Worse: at this early stage in the game’s life cycle, there aren’t very many guides and walkthroughs out, either. I had to very patiently click through six hours of a video Let’s Play, two videos’ worth, in order to find the six seconds of scene that got me farther. And if that video hadn’t existed yet…
Some early puzzles are also made a little more aggravating than necessary because of how much of Dropsy’s slow-ass walking is involved. Luckily, the Dropsy Mobile you get halfway in neatly alleviates that issue.
Dropsy’s day-night cycle, visually beautiful as it is, actually further complicates matters. As I mentioned, some parts of the world state change depending on whether it’s day or night. Which means that if you walked into the graveyard by day, and picked up everything there was to pick, you might mistakenly assume that you’ve seen all there is to see. Which means you might not go back at night. Which means you can’t make the costume store owner happy. Which means you can’t get the vampire mask. Which means…
The fact that the day-night state is important is foreshadowed by the many places Dropsy can sleep.

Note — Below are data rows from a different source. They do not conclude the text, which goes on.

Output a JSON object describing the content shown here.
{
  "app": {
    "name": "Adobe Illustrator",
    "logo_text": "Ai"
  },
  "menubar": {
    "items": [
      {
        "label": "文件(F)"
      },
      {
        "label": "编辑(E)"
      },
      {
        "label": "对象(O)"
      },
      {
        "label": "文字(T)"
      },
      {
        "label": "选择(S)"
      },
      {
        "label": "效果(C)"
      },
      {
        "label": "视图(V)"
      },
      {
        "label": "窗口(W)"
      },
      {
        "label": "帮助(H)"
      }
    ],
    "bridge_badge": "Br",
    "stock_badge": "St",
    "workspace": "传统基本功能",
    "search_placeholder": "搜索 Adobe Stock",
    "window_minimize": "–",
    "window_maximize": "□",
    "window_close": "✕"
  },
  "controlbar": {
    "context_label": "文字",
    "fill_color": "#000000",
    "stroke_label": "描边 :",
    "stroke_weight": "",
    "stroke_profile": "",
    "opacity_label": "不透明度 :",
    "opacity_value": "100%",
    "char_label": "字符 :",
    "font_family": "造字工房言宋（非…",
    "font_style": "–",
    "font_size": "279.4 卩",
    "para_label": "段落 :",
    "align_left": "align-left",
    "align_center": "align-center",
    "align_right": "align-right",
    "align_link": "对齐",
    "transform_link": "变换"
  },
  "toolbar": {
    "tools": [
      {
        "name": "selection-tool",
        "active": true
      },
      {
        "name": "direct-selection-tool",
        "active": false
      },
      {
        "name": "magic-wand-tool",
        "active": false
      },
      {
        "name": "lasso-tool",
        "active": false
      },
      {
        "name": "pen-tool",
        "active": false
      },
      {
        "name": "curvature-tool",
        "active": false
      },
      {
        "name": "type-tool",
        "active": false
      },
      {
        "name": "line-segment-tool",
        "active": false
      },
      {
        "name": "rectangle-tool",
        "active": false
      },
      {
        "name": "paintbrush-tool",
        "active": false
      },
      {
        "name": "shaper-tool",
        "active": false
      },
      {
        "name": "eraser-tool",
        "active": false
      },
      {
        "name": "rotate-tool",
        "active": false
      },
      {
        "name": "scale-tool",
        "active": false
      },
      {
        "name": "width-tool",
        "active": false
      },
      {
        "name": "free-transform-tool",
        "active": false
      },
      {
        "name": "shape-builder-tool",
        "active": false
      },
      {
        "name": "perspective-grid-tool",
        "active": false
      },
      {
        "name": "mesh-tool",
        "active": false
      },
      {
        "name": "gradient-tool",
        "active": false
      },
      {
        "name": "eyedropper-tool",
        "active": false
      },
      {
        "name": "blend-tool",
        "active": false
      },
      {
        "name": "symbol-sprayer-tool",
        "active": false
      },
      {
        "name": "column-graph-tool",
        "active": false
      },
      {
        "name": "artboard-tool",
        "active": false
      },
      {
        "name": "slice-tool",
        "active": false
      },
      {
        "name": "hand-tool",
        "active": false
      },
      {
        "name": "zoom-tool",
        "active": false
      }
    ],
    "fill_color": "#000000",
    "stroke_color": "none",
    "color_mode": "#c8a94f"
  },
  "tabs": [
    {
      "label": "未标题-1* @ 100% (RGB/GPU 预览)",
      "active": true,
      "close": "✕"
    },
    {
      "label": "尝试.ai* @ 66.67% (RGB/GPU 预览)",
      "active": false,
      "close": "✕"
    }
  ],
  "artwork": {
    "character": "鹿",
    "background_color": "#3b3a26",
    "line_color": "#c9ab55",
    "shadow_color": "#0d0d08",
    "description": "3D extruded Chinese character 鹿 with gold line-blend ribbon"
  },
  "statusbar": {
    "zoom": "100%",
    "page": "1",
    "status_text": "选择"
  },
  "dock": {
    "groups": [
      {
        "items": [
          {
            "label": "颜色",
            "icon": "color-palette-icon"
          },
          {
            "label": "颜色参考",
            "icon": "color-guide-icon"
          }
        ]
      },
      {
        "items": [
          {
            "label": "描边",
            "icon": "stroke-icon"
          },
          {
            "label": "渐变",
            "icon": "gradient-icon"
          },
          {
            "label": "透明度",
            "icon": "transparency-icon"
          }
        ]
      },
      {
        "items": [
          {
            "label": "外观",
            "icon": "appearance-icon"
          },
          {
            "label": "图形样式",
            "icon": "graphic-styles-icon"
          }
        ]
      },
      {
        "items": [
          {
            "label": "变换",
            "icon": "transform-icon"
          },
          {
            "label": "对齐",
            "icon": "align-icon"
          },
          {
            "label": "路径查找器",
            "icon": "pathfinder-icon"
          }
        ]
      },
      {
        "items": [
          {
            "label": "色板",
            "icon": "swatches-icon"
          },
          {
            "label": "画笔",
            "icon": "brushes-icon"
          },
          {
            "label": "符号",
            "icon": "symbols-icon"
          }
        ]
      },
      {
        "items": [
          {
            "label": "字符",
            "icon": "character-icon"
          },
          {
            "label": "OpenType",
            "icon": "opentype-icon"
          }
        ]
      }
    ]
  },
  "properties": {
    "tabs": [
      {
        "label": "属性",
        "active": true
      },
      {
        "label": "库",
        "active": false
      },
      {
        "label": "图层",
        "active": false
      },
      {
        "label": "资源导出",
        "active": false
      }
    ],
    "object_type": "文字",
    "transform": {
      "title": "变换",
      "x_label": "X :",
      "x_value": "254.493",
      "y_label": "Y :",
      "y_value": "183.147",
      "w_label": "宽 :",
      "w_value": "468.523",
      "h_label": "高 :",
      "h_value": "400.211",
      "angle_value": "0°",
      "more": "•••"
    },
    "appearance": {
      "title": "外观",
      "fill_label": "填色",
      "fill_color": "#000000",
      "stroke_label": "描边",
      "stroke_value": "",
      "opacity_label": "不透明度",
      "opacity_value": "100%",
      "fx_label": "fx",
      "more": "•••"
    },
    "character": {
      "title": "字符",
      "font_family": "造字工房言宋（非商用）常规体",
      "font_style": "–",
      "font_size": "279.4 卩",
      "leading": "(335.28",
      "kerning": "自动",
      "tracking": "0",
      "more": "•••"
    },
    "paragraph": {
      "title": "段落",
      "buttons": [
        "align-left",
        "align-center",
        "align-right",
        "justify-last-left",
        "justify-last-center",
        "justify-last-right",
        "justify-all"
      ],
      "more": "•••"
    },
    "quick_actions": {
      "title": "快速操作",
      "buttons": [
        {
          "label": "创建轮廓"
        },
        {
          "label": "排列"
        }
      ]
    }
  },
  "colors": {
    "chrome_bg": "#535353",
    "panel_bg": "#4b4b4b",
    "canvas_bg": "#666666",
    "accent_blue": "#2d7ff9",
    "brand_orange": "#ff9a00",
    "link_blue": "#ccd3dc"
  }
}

But even then, the where and when of it mattering can be… tricky.
Again: with me, this didn’t happen often. And given that I’m in no way a point-and-click savant, I have to assume it’s not a terrible problem throughout. But it can happen. And it’s incredibly frustrating when it does. I don’t suspect it’ll be a major problem for much longer, to be honest: I can only imagine guides and wikis are being written as we speak. But for you early adopters, or those of you who get really invested in solving a game ‘the pure way’… well, just be prepared for one or two rage-inducing island walks, I guess.
I want to end by re-establishing that I like Dropsy. It’s neat, and happy, and colourful, and positive, and at times really fairly smart. Barring possible roadblocks, it’s not a very difficult game, and it’s not very long either: I clocked in at about five hours, and at least some of those hours were spent on pixel-hunting and replaying.
I don’t actually know if I beat the ‘whole’ game, either. I got to the end, that much is for sure. But… I can’t help but feel that I didn’t see everything? I still have one or two items in my pants-ventory that haven’t done anything. And I never did find a way to the sea-side shack: both roads were forevermore closed off to me. Did I miss an important thing?
I also don’t know if I hugged everyone. Or, rather, I know I didn’t: I never found the last book page for the anti-vampire priest. But I only discovered later in the game that Dropsy’s hugging is in no way restricted to animate things. I hugged a lot, this I know: Dropsy adds drawings to his bedroom wall for every hug scored, and my wall is extensive. But whether or not I got everyone, only Jay Tholen can tell.
Dropsy runs for ten bucks on Steam. It’s a really well-done point-and-click adventure game, an interesting story about a kind clown in a strange world, and maybe one of the first games I’ve ever seen to incentivize and systemize kindness. So if you’re interested in any of those things, either three of them, I’d recommend checking it out some time. Satisfaction guaranteed, or your hug back.
Jarenth wishes more games had dedicated hug buttons. You get a hug, and you get a hug! Share hugs with him on Twitter or hang out with him on Steam. And if you dig Indie Wonderland and Ninja Blues in general, why not consider supporting our Patreon campaign?